[Task prompt]: Across the listing below, count the lines with "Software" in them. Write nothing but the number.
::: Provided data :::
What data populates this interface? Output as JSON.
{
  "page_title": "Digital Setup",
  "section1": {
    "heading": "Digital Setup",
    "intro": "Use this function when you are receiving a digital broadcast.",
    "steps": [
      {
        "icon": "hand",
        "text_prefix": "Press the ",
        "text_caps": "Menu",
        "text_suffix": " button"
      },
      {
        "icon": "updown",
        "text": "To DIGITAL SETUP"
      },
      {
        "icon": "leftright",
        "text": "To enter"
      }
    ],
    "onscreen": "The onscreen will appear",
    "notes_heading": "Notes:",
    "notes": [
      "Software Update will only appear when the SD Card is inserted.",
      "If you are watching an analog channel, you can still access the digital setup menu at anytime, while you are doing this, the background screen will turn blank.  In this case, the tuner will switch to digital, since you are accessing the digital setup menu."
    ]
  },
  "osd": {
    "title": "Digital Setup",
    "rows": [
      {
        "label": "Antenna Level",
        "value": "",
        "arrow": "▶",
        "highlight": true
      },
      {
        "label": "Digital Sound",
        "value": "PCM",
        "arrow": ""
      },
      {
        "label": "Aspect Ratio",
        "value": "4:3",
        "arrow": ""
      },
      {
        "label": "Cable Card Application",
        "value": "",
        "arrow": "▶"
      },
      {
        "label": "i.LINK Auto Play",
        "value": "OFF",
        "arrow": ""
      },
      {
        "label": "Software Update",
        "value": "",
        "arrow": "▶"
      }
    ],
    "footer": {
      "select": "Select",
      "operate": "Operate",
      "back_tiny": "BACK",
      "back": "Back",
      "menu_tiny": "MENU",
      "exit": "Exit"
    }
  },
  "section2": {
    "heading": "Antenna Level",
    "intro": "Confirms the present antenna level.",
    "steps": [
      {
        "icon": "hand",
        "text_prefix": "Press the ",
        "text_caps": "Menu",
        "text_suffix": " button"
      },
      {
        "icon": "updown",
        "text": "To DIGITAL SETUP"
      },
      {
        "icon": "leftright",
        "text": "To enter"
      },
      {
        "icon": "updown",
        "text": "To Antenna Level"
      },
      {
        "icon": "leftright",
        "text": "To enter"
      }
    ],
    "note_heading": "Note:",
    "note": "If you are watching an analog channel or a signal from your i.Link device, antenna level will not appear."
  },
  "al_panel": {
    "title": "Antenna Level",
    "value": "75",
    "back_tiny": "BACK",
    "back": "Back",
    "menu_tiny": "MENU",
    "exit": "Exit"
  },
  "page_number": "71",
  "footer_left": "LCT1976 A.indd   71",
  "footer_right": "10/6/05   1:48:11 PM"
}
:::
[Reply to the exercise]: 2